It is safe to say that architects and planners have always been among those striving for utopian ideals through physical space.  Just look at the 20th century, when designers converged around the idea of creating new cities for lives that embraced new technologies.  We had the Futurists who were obsessed with automobiles, speed and factory cities.  We had CIAM and Team 10 who collectively and individually developed the modernist ideals for housing and urban planning.  We had Archigram that developed conceptual creations for cities that walked, were inflatable, and could be packed and unpacked in locations all over the world.  We had Superstudio, an architecture firm that developed renowned conceptual works of the “total urbanization” of architecture.

As impractical and experimental as some of these proposals were, they initiated a conversation, not only about the physical space that they presented, but the social implications of their designs.  The latest issue of MAS CONTEXT, Improbable, tackles these “unlikely futures envisioned in the past that never became present” and explores how, to various degrees, these impossible and improbable agendas projects came to fruition.   Join as after the break for a closer look at the new issue.

BUILDING: Louis I. Kahn at Roosevelt Island / Barney Kulok

In September 2011 Barney Kulok  was granted special permission to create photographs at the construction site of Louis I. Kahnʼs Four Freedoms Park in New York City, commissioned in 1970 as a memorial to Franklin D. Roosevelt. The last Kahn completed before his untimely death in 1974, Four Freedoms Park became widely regarded as one of the great unbuilt masterpieces of twentieth-century architecture. Almost forty years after having been commissioned, it is finally being completed this year, as originally intended. 

LE CORBUSIER REDRAWN: The Houses / Steven Park

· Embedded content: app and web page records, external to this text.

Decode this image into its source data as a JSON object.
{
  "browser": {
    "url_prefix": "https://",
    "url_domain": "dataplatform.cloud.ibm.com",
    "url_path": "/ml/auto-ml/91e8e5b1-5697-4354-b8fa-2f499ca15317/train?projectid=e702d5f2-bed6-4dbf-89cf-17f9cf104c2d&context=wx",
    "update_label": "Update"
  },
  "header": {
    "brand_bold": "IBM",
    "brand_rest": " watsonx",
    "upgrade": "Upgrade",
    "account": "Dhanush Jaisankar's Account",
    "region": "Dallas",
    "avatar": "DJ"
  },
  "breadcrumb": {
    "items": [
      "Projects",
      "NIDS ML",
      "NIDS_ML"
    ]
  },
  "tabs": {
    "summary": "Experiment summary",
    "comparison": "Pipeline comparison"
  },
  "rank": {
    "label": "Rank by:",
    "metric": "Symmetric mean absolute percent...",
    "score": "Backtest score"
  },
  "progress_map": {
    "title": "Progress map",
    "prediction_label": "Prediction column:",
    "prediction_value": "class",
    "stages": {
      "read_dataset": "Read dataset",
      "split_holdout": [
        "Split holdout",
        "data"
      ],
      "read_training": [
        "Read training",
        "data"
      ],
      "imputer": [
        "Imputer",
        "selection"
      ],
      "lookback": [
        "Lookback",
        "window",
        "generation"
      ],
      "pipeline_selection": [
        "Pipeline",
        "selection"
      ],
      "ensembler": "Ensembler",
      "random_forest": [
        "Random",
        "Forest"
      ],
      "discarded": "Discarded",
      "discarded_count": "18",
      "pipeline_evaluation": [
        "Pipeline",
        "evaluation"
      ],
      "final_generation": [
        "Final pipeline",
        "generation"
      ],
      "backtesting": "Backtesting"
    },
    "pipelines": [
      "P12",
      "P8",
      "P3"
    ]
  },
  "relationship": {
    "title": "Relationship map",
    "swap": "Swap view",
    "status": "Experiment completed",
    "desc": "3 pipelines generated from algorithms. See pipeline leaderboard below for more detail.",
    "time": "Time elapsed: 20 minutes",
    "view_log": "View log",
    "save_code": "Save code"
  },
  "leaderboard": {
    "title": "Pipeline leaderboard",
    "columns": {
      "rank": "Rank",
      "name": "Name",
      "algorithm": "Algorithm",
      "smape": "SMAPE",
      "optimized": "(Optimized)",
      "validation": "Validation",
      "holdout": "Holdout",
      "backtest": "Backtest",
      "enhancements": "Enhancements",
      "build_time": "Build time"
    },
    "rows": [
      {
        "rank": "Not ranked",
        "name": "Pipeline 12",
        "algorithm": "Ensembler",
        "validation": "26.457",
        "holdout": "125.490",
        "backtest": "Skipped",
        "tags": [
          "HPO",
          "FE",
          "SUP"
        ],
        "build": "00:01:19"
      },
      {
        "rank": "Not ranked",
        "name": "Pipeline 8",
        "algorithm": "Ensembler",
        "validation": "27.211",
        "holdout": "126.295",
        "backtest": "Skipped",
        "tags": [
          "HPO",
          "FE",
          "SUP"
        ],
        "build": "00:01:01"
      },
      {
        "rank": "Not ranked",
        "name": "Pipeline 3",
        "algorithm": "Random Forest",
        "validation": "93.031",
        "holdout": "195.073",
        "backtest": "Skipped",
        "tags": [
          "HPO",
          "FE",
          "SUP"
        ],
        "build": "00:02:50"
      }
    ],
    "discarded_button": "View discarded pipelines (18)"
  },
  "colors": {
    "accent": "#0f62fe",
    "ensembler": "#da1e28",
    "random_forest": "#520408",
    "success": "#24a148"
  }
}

(1887-1965) was the most significant architect of the twentieth century. Every architecture student examines the Swiss master’s work. Yet, all too frequently, they rely on reproductions of faded drawings of uneven size and quality. Redrawn presents the only collection of consistently rendered original drawings (at 1:200 scale) of all twenty-six of ’s residential works. Using the original drawings from the Foundation’s digital archives, architect Steven Park has beautifully redrawn 130 perspectival sections, as well as plans, sections, and elevations of exterior forms and interior spaces.